* **What to work on**
Show all the lines in the data below that include the word "manual".

(Stored dataset items)
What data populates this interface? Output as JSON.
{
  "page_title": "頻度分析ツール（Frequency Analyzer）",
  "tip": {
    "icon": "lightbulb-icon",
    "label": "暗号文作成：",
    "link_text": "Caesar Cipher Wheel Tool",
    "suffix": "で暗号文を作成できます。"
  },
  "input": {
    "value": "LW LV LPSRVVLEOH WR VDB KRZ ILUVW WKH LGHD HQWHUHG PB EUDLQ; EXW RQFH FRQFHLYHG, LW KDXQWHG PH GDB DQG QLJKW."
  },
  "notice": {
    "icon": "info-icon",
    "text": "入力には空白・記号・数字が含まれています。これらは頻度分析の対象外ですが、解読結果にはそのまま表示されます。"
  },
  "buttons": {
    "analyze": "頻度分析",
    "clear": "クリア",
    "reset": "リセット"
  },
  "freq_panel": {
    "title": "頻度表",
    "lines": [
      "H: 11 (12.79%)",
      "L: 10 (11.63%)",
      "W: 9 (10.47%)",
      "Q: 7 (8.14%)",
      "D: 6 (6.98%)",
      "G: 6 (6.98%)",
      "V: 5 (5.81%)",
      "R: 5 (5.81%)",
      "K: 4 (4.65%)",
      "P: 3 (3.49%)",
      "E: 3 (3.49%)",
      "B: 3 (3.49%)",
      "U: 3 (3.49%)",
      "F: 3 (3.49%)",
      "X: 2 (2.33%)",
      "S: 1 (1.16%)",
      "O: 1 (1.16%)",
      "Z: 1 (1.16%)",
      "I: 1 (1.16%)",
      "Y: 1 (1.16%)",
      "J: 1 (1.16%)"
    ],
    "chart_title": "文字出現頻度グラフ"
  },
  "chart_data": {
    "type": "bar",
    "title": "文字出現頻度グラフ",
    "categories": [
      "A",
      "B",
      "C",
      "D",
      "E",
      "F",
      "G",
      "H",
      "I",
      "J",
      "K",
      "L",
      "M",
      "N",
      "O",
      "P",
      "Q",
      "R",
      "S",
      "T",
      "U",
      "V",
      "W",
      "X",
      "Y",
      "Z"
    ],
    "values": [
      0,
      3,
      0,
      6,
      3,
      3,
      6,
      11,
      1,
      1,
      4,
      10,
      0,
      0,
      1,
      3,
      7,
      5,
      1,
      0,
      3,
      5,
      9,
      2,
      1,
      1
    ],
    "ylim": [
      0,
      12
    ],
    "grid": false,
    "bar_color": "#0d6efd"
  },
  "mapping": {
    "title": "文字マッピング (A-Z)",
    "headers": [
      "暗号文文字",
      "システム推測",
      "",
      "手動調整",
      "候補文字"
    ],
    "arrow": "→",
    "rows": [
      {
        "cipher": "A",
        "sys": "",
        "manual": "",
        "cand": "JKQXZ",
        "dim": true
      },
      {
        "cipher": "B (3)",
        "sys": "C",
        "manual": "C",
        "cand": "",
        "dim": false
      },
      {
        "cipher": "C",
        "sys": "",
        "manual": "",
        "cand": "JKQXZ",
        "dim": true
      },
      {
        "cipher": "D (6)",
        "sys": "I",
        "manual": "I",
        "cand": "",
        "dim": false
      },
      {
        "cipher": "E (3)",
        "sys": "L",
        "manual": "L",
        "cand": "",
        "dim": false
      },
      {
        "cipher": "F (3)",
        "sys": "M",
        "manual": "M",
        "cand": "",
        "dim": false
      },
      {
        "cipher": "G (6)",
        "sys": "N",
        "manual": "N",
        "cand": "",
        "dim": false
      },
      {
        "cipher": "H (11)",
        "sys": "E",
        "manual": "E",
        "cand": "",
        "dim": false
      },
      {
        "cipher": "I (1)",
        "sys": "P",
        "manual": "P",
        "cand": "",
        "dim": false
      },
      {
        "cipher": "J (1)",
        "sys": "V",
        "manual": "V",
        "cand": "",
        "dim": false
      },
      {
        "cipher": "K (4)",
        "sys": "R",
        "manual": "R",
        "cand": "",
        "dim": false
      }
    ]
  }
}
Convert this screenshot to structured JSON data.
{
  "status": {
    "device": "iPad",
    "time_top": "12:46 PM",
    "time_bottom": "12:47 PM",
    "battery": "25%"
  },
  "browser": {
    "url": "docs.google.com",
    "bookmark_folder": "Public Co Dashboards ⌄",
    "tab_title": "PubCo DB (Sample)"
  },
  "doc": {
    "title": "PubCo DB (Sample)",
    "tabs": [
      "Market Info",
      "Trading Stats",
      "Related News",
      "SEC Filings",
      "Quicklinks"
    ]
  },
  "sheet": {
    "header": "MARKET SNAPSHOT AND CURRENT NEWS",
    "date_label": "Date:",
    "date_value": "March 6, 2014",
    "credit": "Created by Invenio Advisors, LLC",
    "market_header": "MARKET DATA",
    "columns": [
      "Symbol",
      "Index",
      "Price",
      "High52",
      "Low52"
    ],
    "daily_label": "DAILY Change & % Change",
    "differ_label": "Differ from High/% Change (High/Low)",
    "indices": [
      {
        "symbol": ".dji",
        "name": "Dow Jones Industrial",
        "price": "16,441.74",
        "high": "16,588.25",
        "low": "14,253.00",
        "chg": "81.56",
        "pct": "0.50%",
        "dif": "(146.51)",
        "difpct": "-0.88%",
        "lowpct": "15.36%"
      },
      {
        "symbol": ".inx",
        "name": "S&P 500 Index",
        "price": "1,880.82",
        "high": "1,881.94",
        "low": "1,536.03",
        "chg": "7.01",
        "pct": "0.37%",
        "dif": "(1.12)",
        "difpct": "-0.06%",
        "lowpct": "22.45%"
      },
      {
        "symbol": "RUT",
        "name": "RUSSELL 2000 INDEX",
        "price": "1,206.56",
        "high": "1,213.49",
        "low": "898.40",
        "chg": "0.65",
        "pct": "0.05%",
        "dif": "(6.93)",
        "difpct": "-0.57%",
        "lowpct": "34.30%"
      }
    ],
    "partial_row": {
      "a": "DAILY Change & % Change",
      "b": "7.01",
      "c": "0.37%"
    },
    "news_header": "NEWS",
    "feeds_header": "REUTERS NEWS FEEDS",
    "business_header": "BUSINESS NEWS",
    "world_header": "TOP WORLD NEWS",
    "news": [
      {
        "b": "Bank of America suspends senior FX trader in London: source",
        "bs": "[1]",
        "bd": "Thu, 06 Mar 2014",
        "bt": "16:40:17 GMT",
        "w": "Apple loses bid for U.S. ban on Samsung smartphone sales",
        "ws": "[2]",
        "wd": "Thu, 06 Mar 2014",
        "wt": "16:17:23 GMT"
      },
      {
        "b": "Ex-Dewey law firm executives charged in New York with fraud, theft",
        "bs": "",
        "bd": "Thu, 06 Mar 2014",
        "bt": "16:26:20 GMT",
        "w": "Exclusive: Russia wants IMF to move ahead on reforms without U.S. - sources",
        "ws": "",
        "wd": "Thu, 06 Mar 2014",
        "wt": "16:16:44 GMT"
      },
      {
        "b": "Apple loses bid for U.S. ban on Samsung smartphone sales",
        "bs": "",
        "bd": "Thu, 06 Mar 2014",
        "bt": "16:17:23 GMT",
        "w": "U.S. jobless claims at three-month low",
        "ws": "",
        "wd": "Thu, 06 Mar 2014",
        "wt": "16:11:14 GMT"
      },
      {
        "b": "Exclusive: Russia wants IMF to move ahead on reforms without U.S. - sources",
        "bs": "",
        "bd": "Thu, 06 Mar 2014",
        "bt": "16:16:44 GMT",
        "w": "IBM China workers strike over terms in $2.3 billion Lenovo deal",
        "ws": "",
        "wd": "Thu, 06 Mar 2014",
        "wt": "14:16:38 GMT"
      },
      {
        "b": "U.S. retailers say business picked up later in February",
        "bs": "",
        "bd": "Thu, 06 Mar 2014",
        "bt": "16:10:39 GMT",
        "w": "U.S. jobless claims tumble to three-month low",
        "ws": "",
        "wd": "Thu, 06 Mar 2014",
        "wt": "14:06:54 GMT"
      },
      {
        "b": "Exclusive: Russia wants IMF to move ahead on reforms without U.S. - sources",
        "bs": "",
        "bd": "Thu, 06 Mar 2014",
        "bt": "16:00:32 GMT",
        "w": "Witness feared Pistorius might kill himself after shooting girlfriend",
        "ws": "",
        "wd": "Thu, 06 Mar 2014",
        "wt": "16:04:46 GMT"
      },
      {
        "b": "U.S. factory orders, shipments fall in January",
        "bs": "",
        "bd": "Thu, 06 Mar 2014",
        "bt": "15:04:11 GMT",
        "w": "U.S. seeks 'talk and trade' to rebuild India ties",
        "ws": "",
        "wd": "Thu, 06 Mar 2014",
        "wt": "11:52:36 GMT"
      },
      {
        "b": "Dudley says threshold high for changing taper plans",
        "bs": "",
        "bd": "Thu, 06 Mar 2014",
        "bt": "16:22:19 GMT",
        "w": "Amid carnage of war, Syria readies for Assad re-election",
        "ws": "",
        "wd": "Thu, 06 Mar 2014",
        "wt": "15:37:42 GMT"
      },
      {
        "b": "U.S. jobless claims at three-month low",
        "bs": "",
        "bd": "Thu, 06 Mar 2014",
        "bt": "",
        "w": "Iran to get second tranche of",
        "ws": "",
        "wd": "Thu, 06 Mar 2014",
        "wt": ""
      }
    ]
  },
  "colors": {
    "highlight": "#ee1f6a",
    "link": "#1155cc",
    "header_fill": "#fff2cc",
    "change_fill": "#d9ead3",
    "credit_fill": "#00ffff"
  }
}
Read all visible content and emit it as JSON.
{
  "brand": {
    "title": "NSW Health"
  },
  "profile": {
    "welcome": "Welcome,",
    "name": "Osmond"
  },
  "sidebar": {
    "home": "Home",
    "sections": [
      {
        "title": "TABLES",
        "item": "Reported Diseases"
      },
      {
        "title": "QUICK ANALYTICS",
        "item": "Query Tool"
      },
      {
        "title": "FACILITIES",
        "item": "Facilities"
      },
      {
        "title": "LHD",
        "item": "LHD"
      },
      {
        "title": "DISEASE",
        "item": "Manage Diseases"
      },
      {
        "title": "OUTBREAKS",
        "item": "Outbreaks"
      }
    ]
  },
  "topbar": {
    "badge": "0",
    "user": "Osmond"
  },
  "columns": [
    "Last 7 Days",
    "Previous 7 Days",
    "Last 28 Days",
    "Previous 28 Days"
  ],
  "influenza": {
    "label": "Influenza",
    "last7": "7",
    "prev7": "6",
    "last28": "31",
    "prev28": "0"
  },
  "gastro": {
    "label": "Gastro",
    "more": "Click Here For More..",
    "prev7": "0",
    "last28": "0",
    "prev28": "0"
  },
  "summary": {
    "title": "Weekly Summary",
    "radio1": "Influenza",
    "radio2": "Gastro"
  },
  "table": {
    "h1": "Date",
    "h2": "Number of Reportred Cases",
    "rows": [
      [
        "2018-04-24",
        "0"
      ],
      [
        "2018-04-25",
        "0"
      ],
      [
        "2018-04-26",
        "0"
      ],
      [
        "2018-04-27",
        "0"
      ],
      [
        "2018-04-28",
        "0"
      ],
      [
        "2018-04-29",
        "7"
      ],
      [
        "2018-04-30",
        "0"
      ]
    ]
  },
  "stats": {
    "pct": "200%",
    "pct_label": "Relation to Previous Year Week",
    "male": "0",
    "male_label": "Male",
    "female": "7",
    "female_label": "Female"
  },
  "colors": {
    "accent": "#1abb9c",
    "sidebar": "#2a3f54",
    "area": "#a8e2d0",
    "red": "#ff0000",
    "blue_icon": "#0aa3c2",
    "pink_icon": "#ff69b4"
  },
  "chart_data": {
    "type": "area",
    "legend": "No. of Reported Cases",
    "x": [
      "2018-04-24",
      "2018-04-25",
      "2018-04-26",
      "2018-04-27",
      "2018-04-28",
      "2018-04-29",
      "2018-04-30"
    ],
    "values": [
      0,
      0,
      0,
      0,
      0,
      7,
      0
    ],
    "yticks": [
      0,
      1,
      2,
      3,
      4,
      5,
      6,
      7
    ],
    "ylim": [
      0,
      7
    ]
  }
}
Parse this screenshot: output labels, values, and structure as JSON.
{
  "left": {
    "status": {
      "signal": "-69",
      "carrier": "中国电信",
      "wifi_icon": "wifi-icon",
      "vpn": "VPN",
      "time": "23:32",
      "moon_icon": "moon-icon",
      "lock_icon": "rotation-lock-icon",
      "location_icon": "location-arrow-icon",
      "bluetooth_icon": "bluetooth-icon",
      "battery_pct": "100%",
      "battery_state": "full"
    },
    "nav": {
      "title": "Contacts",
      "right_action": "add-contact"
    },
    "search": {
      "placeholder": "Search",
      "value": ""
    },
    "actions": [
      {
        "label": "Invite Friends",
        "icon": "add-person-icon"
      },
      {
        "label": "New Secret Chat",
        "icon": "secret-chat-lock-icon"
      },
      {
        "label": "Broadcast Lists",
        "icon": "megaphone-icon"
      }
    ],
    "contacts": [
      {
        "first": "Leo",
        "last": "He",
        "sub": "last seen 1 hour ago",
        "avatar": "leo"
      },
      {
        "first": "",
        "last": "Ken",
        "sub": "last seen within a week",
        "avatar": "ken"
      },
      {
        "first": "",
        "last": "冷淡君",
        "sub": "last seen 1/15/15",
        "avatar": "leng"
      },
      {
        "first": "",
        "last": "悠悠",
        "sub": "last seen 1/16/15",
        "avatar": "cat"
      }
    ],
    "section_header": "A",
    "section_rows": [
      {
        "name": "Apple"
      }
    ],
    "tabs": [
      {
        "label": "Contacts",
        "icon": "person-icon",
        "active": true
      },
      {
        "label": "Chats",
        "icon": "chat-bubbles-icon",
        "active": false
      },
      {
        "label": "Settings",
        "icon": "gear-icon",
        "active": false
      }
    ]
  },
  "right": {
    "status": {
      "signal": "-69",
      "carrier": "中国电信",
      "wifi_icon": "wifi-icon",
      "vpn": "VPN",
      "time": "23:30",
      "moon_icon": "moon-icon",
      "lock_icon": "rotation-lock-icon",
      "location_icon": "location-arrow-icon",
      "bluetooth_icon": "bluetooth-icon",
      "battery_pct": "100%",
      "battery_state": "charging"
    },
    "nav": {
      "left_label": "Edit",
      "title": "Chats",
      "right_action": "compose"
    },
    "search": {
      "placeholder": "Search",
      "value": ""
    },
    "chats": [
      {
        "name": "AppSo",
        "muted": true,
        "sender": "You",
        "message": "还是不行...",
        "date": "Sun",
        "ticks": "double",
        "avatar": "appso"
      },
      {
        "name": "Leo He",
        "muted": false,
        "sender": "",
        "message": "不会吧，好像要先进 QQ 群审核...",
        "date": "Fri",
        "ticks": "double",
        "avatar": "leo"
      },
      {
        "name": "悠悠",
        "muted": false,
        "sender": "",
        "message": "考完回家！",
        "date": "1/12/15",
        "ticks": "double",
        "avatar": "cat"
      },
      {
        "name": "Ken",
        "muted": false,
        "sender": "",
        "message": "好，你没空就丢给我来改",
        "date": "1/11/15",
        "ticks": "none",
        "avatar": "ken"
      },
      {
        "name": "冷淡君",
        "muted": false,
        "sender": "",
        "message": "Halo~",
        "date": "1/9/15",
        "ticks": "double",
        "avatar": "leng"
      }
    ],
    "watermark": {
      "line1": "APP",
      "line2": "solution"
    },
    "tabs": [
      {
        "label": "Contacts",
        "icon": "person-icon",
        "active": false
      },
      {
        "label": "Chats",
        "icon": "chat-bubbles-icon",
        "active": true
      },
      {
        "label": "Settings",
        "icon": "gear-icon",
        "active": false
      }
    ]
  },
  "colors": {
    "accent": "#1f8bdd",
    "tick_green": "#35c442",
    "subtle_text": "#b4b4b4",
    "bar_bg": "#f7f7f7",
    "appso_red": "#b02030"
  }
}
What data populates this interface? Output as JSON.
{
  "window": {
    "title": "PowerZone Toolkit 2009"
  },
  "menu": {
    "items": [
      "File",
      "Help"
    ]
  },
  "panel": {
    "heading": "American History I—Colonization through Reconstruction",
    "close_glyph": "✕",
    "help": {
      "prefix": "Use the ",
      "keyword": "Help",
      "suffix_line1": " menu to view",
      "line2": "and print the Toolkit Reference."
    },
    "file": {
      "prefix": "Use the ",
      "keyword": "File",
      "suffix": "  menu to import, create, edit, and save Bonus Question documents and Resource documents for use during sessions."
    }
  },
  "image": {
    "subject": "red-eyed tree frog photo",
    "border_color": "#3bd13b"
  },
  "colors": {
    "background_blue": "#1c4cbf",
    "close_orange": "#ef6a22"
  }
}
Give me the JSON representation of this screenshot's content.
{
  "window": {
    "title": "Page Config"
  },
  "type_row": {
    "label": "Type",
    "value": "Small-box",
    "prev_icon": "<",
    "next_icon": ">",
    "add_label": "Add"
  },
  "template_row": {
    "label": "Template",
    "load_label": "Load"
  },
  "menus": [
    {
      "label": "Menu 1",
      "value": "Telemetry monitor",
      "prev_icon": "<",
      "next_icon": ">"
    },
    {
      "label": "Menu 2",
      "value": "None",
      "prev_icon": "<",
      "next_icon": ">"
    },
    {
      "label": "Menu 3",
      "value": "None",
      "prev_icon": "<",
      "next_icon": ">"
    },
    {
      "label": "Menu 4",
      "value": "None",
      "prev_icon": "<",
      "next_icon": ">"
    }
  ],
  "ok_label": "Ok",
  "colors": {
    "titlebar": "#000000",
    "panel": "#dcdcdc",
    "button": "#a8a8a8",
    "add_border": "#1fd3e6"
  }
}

* **Answer to this exercise**
        "manual": "",
        "manual": "C",
        "manual": "",
        "manual": "I",
        "manual": "L",
        "manual": "M",
        "manual": "N",
        "manual": "E",
        "manual": "P",
        "manual": "V",
        "manual": "R",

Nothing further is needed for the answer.